"The experience of being here was incredible," says Pierce, "because I was working with such good actors: Blythe Danner, Edward Herrmann, Colleen Dewhurst, Celeste Holm, Christopher Reeve, John Glover and Frank Langella. These were artists who valued Chekhov and Tennessee Williams. It was theater of substance. I now realize it was the place where I developed my standards about how theater should be done, though not knowing that at the time. This was where I started."
When it came time to leave Williamstown and Yale, Herrmann advised Pierce to try his hand in New York to see if he indeed wanted to act for a living before committing to a long graduate collegiate training program in theater. Pierce followed that advice, got connected to a casting agent and before long he found himself in 1982 in a supporting a role playing a waiter in a Broadway play, Christopher Durang's "Beyond Therapy."
"I had my Equity card, I was in a Broadway production, I was working with another slew of amazing actors and I was having an amazing time. The play opened, the New York Times hated it, and we closed. I got the whole New York acting package. That's when I know that this was a place for me."
Pierce might have remained as a regular stage actor but television called. He was praised for a scene-stealing role that tapped into his low-key comic style in the unsuccessful Normal Lear series, "The Powers That Be." Then came the 11-year run of "Frasier," where he was nominated for an Emmy in each of the seasons.
When "Frasier" was over in 2004, Pierce, winning a record four Emmys for his role in the serres, returned to Broadway, first in the musical "Spamalot"directed by Mike Nichols, then "Accent on Youth," and off-Broadway's "Close Up Space." He received and a Tony Award for the Kander and Ebb musical "Curtains" and last year he co-starred in the Broadway revival of the comedy "La Bête," directed by Matthew Warchus.

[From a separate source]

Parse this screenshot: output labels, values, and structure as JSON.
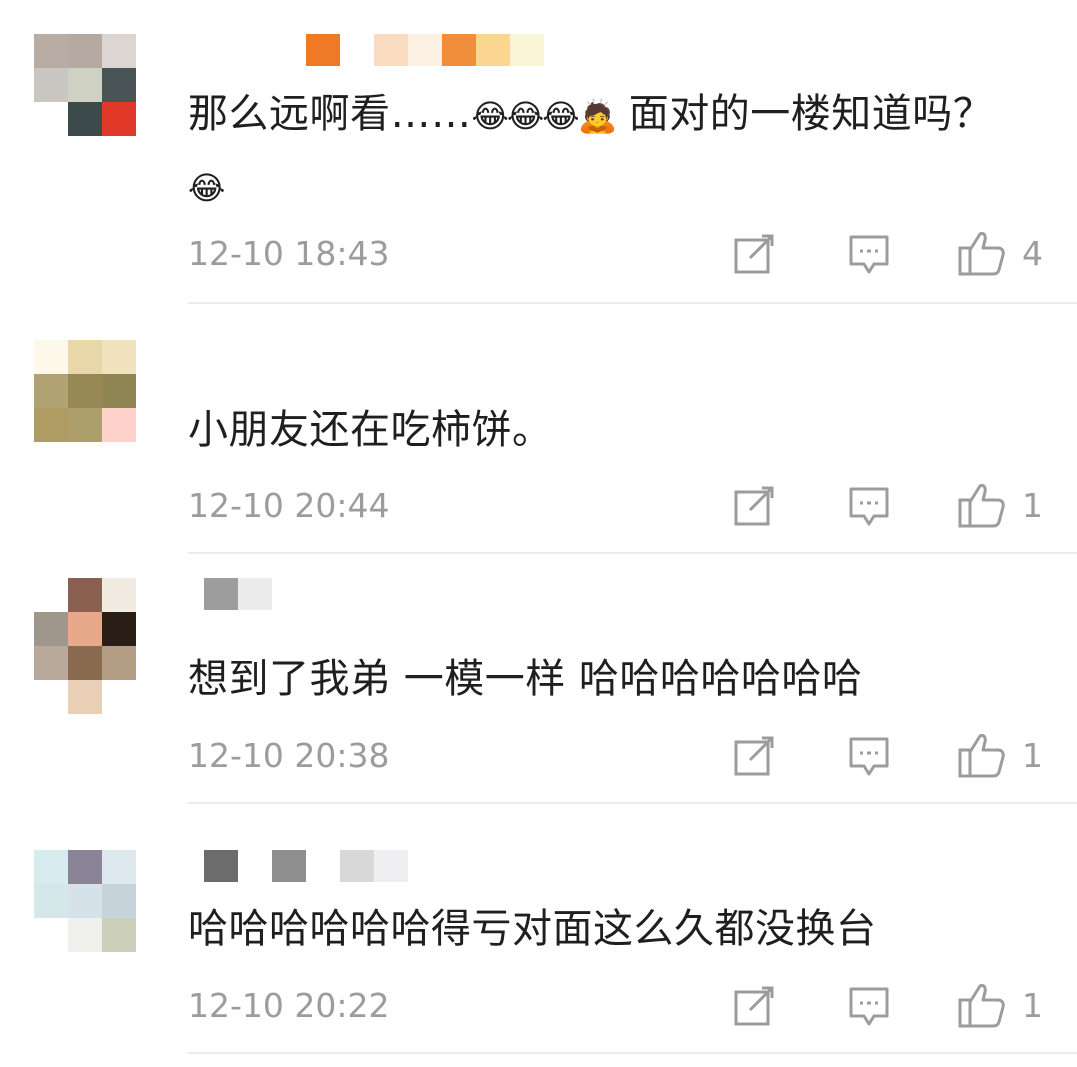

Pierce's focus now is clearly on the stage and more directing ("It completely consumes me.") He staged a production of a new musical, "It Shoulda Been You" at the George Street Playhouse in New Brunswick, N.J. starring Tyne Daly.
He recently returned to acting in a workshop production of a new musical by John Kander and Pierce's nephew, Greg Pierce, entitled "The Landing", at off-Broadway's Vineyard Theater. This fall he will star with Sigourney Weaver in Christopher Durang's new play, "Vanya and Sonia and Marsha and Spike" at Princeton University's McCarter Theatre before transferring to off-Broadway's Mitzi E. Newhouse Theater at Lincoln Center. Nicholas Martin directs.
THE IMPORTANCE OF BEING EARNEST continues on the main stage at the Williamstown Theatre Festival, 1000 Main St. Williamstown, Mass. The show continues through Saturday, July 14, Information: 413-597-3400 and http://www.wtfestival.org.Copyright © 2015, Los Angeles Times